After chatting over a concept for a way to solve the delema, Spitzer-Williams set out to see if others were having the same problem with editing footage that needed to be solves. Turns out they did. Giving Spitzer-Williams the green light for setting about finding a solution, which became Highlight Hunter.
“I’ve been a tech geek and sports nut my whole life so it’s a dream to be working on something like Highlight Hunter,” comments Spitzer-Williams when we delve into his background. “Tech-wise, I started coding as young as I can remember. (To Jenna — I’ve got a really old baby pic of me sitting at a computer if you want it for the post…yes, I’m a geek). After graduating from Tufts University with degrees in Computer Science and Entrepreneurial Leadership, I moved out to Seattle to work as a Program Manager for Microsoft.” Quitting his steady job at Microsoft last year to work on Highlight Hunter (his solution to this widespread editing problem of sorting through monotonous footage), says that Entrepreneurial Leadership degree might have made a big impact.

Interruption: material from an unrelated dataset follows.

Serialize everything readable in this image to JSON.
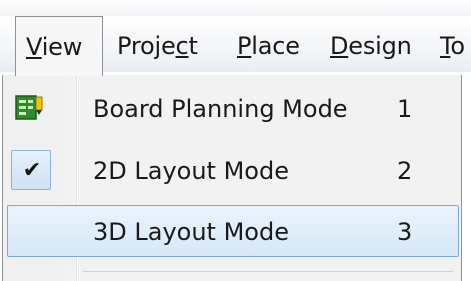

But what is Highlight Hunter, and more importantly, how is Spitzer-Williams solving this problem? According to Highlight Hunter’s website, “The free Highlight Hunter app for Mac and PC saves you hours of video editing time by finding your highlights for you. Ride all day. Record all day. Don’t miss a thing and stop wasting time sifting the awesome from the everything.” To do this just, “use one hand. Or both. Or a shoe. Every time you cover the camera lens, Highlight Hunter marks the previous 30 seconds (or however long you want) as a highlight.” basically, the app helps you mark and cut footage with a swipe of your hand. It is an automated version of new Hollywood’s sync clap (a person in front of the camera will clap in front of their face before and after each scene to mark where cuts will go as the editor sorts through footage). “Load your videos into the app and it will create a 30 second highlight clip for each bookmarked moment,” reads the apps instructions.
“Camera companies have figured out how to record your adventures. The social networks have figured out how to share them. But up until now, no one has figured out how to quickly find the highlights that are actually worth sharing,” explains Spitzer-Williams. “Highlight Hunter is simple, memorable, and puts control in your hands,” he goes on to follow. With a start in actions sports niche but large market, Spitzer-Williams feels that sports highlights across sport’s many markets are the beginning places for the app’s use. Highlighting break through moments, your kids best-of’s, first goals, to first steps; Noah sees a wide range of applications down the road, but so far the early adopters are fellow adrenaline junkies. As the app builds traction and collects users videos, Spitzer-Williams is ecstatic about the different use cases that his users will come up with next. Spitzer-Williams throws out the number that 44 million of US kids play organized sports, so it seems logical for him to start here and wait for the rest to come organically. Which leaves me thinking that leaving highlights up to users, is a very free territory if you later include Paris Hilton, Pamela Anderson, and Kim Kardashian; but we don’t need to go there.